Blankenship was the hammer, but whose bottom line was he looking out for, exactly? The answer is somewhat surprising.
By Dennis J. Seese aka sundin
Don Blankenship, CEO of Massey Energy — the company that owned the mine where disaster struck last week — notoriously commented to Forbes in 2003 that “we don’t pay much attention to the violation count” even though the same article went on to note that the company’s three biggest rivals mined “twice as much coal in the state as Massey” and were only cited 175 times collectively, as opposed to Massey’s 501 citations in 2000-2001. Blankenship chalked it up to Massey’s being “unfairly targeted” by regulators (a common theme). Yet, a member of West Virginia’s Surface Mining Board referred to one of the violations Massey wasn’t “paying attention to” in this time period as “absolutely the worst behavior by any company that any member of this board has ever seen over the decades that this board has been in existence.”
But, honestly, why should Mr. Blankenship pay attention to violations when he can buy sympathetic judges and friendly legislators adverse to enforcing, and in some cases favoring efforts to roll back, those unfortunate regulations?
The Company Behind the Mine Disaster
By Kevin Connor • Apr 07, 2010 at 10:09 EST
The death toll in the West Virginia mining explosion has climbed to 25, the worst mining accident since 1984, and the company that owns the mine, Massey Energy, is coming under intense scrutiny for a record of safety violations that suggests it could have done far more to guard against disasters like the one that occurred on Monday.
Think Progress has compiled extensive data on violations at Massey’s Upper Big Branch Mine, where the accident occurred, showing that the company has been cited a staggering 3,007 times since 1995 for violations at that mine, with assessed fines of $2.2 million (Massey is currently contesting $1.1 million of that amount).
Disregard for worker safety was central to Massey’s business model: keep labor costs low to keep profits running high.
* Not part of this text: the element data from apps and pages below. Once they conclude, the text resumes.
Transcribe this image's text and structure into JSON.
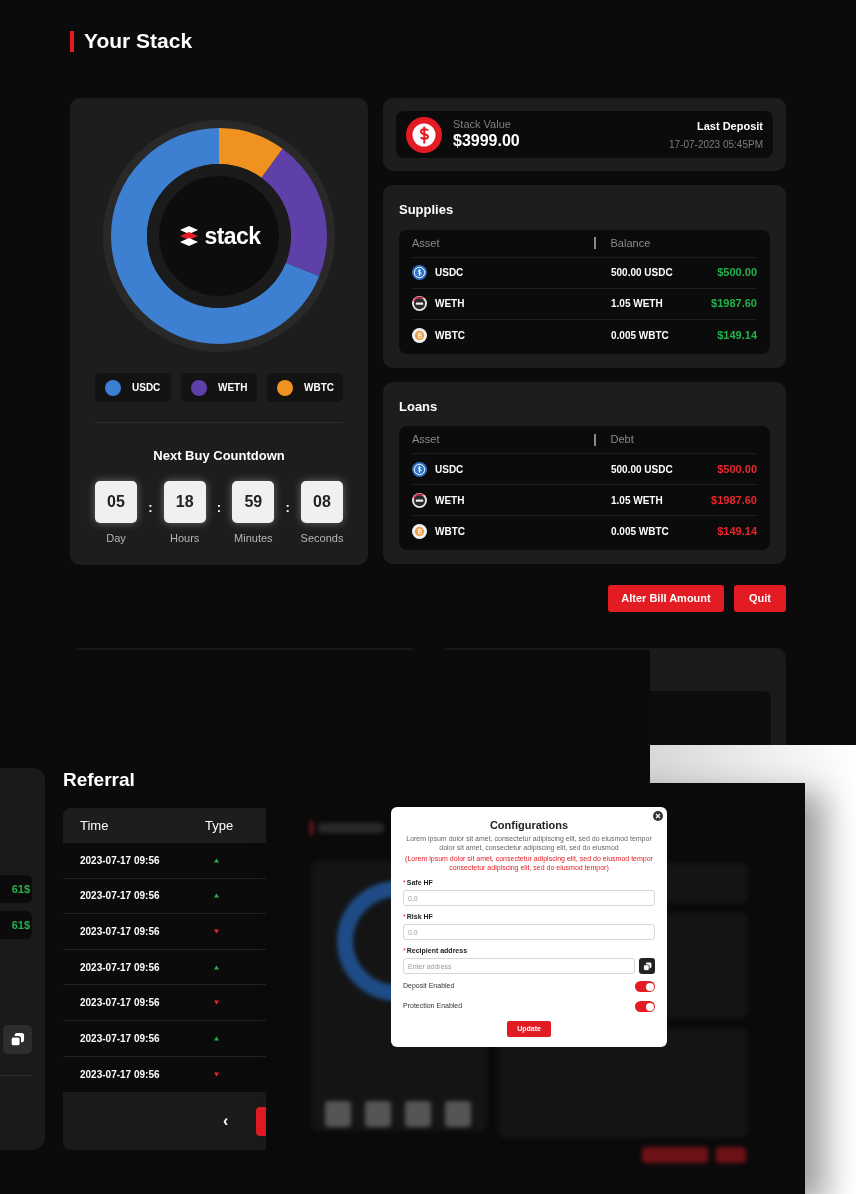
{
  "stack": {
    "title": "Your Stack",
    "logo": "stack",
    "legend": [
      {
        "label": "USDC",
        "color": "#3d7fd1"
      },
      {
        "label": "WETH",
        "color": "#5e40a8"
      },
      {
        "label": "WBTC",
        "color": "#f0921f"
      }
    ],
    "countdown": {
      "title": "Next Buy Countdown",
      "separator": ":",
      "units": [
        {
          "value": "05",
          "label": "Day"
        },
        {
          "value": "18",
          "label": "Hours"
        },
        {
          "value": "59",
          "label": "Minutes"
        },
        {
          "value": "08",
          "label": "Seconds"
        }
      ]
    },
    "stack_value": {
      "label": "Stack Value",
      "value": "$3999.00",
      "last_deposit_label": "Last Deposit",
      "last_deposit": "17-07-2023 05:45PM"
    },
    "tables": [
      {
        "title": "Supplies",
        "columns": [
          "Asset",
          "Balance"
        ],
        "kind": "supply",
        "rows": [
          {
            "asset": "USDC",
            "amount": "500.00 USDC",
            "value": "$500.00"
          },
          {
            "asset": "WETH",
            "amount": "1.05 WETH",
            "value": "$1987.60"
          },
          {
            "asset": "WBTC",
            "amount": "0.005 WBTC",
            "value": "$149.14"
          }
        ]
      },
      {
        "title": "Loans",
        "columns": [
          "Asset",
          "Debt"
        ],
        "kind": "loan",
        "rows": [
          {
            "asset": "USDC",
            "amount": "500.00 USDC",
            "value": "$500.00"
          },
          {
            "asset": "WETH",
            "amount": "1.05 WETH",
            "value": "$1987.60"
          },
          {
            "asset": "WBTC",
            "amount": "0.005 WBTC",
            "value": "$149.14"
          }
        ]
      }
    ],
    "buttons": [
      "Alter Bill Amount",
      "Quit"
    ]
  },
  "referral_screen": {
    "side_values": [
      "61$",
      "61$"
    ],
    "title": "Referral",
    "columns": [
      "Time",
      "Type"
    ],
    "rows": [
      {
        "time": "2023-07-17 09:56",
        "kind": "up"
      },
      {
        "time": "2023-07-17 09:56",
        "kind": "up"
      },
      {
        "time": "2023-07-17 09:56",
        "kind": "down"
      },
      {
        "time": "2023-07-17 09:56",
        "kind": "up"
      },
      {
        "time": "2023-07-17 09:56",
        "kind": "down"
      },
      {
        "time": "2023-07-17 09:56",
        "kind": "up"
      },
      {
        "time": "2023-07-17 09:56",
        "kind": "down"
      }
    ],
    "pager_prev": "‹"
  },
  "config_dialog": {
    "title": "Configurations",
    "description": "Lorem ipsum dolor sit amet, consectetur adipiscing elit, sed do eiusmod tempor dolor sit amet, consectetur adipiscing elit, sed do eiusmod",
    "warning": "(Lorem ipsum dolor sit amet, consectetur adipiscing elit, sed do eiusmod tempor consectetur adipiscing elit, sed do eiusmod tempor)",
    "fields": [
      {
        "label": "Safe HF",
        "required_mark": "*",
        "placeholder": "0.0",
        "kind": "number"
      },
      {
        "label": "Risk HF",
        "required_mark": "*",
        "placeholder": "0.0",
        "kind": "number"
      },
      {
        "label": "Recipient address",
        "required_mark": "*",
        "placeholder": "Enter address",
        "kind": "address"
      }
    ],
    "toggles": [
      {
        "label": "Deposit Enabled",
        "on": true
      },
      {
        "label": "Protection Enabled",
        "on": true
      }
    ],
    "submit": "Update"
  }
}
That meant breaking unions and issuing memos like this one from CEO Don Blankenship which informed mine superintendents that “RUNNING COAL” was more important than any safety-related activity in the mines.
The Bubble Baron Network
By Kevin Connor • Apr 01, 2010 at 12:23 EST
The LittleSis.org/AlterNet citizens’ investigation of the Bubble Barons concluded last night, after a month of digging deep on the super-wealthy individuals who benefit most from our bubble economy. Thanks to all who participated! I am currently working on a final piece on the investigation and our findings.
In the meantime, to give you an idea of how much information the bubble baron research crew dug up, take a look at the following two network graphs. The first one shows a snapshot of LittleSis.org data on the bubble barons prior to the investigation. The second one shows this network graph after the investigation. The nodes represent bubble barons and the organizations and individuals they are connected with, and the lines represent relationships between them.
A network graph of the bubble barons, before the investigation (click through for the full-size image):